FEMA Head Brock Long, Investigated Over Vehicle Use, Resigns - NBC Bay Area
National & International News
The day’s top national and international news

FEMA Head Brock Long, Investigated Over Vehicle Use, Resigns

Last year, Homeland Security Secretary Kirstjen Nielsen said Long used government vehicles without proper authorization

    processing...

    NEWSLETTERS

    The Dos and Don'ts of Good Sleep
    AP
    President Donald Trump walks with FEMA Administrator Brock Long, left, as he visits a neighborhood impacted by the Woolsey Fire, Saturday, Nov. 17, 2018, in Malibu, Calif.

    The head of the Federal Emergency Management Agency resigned Wednesday after a two-year tenure in which he managed the response to historic wildfires and major hurricanes but was dogged by questions over his use of government vehicles.

    Brock Long said in a letter to FEMA employees that he was resigning to spend more time at home with his family. His last day is March 8.

    He did not mention the investigation by the agency's watchdog that found he had used government vehicles without authorization, costing taxpayers tens of thousands of dollars. Homeland Security Secretary Kirstjen Nielsen said last fall that Long would repay the government and would not lose his job.

    Nielsen said Long led the agency admirably. "I appreciate his tireless dedication to FEMA and his commitment to fostering a culture of preparedness across the nation," she said in a statement.

    Sparks Fly Between Sen. Warren, Mark Esper Over Ties to Defense Contractor at Confirmation Hearing

    [NATL] Sparks Fly Between Sen. Warren, Mark Esper Over Ties to Defense Contractor at Confirmation Hearing

    During a confirmation hearing for Acting Defense Secretary Mark Esper, Senator Elizabeth Warren said because of his ties to lobbying for defense contractor Raytheon and refusal to recuse himself, he is not fit to be Secretary of Defense.

    (Published Tuesday, July 16, 2019)

    His deputy, Pete Gaynor, will become acting head of the agency.

    Word leaked of the internal probe in September, just as Hurricane Florence was landing in the Carolinas. Homeland Security officials said there had been a longstanding practice of FEMA administrators using government vehicles to ensure they could remain connected during a crisis.
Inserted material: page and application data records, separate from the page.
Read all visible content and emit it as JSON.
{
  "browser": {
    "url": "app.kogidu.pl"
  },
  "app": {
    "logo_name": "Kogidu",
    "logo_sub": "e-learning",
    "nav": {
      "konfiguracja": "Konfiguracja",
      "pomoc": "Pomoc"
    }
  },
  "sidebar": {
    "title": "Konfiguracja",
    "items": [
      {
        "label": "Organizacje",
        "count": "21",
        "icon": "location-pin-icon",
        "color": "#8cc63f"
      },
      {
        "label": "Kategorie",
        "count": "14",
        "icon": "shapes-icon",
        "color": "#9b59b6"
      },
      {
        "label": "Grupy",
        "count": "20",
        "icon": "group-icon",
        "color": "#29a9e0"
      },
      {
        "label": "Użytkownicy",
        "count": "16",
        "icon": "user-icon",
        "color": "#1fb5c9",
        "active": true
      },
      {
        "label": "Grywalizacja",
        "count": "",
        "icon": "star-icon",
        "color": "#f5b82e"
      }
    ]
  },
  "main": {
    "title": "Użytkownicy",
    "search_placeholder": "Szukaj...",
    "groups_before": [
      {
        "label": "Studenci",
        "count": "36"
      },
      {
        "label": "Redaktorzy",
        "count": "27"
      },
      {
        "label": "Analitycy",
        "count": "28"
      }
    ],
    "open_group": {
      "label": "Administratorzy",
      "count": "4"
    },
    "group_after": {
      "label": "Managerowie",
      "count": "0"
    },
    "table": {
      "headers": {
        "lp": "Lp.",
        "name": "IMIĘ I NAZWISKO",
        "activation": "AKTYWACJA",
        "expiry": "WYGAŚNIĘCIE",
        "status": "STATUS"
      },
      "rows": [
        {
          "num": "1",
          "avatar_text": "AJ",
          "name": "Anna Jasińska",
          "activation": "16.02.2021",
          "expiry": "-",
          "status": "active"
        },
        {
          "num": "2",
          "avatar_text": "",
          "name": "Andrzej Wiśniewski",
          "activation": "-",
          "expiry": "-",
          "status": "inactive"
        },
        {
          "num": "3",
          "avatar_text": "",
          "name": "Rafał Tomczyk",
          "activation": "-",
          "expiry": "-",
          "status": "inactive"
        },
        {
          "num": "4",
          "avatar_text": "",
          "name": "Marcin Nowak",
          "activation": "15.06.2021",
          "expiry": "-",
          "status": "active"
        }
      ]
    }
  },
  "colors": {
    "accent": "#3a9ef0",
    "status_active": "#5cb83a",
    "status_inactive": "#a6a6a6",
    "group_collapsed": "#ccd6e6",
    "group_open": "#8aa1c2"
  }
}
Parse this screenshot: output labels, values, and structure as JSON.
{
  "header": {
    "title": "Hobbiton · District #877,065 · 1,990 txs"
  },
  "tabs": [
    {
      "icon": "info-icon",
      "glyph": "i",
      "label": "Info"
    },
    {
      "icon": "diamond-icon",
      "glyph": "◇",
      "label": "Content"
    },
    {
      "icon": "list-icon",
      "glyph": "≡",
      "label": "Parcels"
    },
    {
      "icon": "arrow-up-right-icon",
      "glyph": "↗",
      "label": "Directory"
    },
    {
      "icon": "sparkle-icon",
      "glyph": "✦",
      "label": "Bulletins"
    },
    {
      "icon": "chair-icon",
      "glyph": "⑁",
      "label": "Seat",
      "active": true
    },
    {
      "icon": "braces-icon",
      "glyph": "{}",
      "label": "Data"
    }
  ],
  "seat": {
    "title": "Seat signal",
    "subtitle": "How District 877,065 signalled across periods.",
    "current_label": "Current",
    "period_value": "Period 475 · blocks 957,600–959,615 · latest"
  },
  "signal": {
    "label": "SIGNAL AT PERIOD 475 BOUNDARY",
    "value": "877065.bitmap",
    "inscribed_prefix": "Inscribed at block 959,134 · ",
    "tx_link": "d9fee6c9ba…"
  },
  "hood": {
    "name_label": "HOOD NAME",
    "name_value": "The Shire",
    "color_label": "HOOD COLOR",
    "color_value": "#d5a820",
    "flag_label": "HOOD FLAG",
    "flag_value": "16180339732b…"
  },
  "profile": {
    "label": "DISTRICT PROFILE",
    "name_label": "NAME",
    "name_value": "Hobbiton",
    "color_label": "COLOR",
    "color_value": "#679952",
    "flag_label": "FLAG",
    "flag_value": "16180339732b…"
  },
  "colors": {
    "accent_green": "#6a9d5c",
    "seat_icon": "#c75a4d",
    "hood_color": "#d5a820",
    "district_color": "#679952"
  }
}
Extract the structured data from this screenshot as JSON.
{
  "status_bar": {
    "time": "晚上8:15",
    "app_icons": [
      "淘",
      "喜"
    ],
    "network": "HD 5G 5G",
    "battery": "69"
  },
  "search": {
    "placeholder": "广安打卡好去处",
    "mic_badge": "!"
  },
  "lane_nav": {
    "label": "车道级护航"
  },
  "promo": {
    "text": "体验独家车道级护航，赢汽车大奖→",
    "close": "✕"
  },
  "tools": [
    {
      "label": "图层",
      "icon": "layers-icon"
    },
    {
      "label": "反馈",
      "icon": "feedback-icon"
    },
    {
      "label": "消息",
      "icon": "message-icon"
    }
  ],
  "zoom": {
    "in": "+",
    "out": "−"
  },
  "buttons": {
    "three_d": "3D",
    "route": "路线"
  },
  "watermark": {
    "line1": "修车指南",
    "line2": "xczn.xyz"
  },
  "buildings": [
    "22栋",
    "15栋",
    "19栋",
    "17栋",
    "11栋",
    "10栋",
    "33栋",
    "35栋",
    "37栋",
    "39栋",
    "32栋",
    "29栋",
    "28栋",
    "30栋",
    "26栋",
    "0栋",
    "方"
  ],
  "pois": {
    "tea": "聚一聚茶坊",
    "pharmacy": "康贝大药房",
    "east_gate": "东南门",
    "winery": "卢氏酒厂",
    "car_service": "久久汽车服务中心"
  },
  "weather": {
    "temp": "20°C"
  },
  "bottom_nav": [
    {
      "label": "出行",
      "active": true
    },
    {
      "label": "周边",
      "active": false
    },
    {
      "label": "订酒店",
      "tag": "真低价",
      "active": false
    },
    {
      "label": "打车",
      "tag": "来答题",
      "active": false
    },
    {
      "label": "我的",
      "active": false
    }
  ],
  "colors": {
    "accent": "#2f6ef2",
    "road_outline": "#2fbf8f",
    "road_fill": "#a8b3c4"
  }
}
But the use of government vehicles for home-to-work travel was not officially authorized, and that practice was eliminated in April.

    The report by Homeland Security's Office of Inspector General also found Long used government vehicles for non-official reasons. It said this cost taxpayers $94,000 in staff salary, $55,000 in travel expenses and $2,000 in vehicle maintenance.

    The House Oversight Committee had also been looking into the allegations.

    Long said he accepted full responsibility for the unauthorized use of the vehicles.

    He took over FEMA in June 2017, presiding over a particularly grueling hurricane season that included Irma, Harvey and Maria, plus wildfires in California that were the deadliest ever for the state. The response to Maria, which devastated Puerto Rico, has been heavily criticized, and Long has said FEMA learned lessons on how to better prepare. 

    House GOP Leadership Defends Trump's Tweets: 'No,' Not Racist

    [NATL] House GOP Leadership Defends Trump's Tweets: 'No,' Not Racist

    Republican leaders in the House responded Tuesday to the outcry over President Donald Trump's tweets during a weekly news conference to address the media. Rep. Kevin McCarthy, R-Calif., said he didn't believe Trump's comments about four Democratic congresswomen of color were racist and Rep. Liz Cheney, R-Wyo., claimed GOP opposition to Democrats is based on policies and not "race or gender or religion."

    (Published Tuesday, July 16, 2019)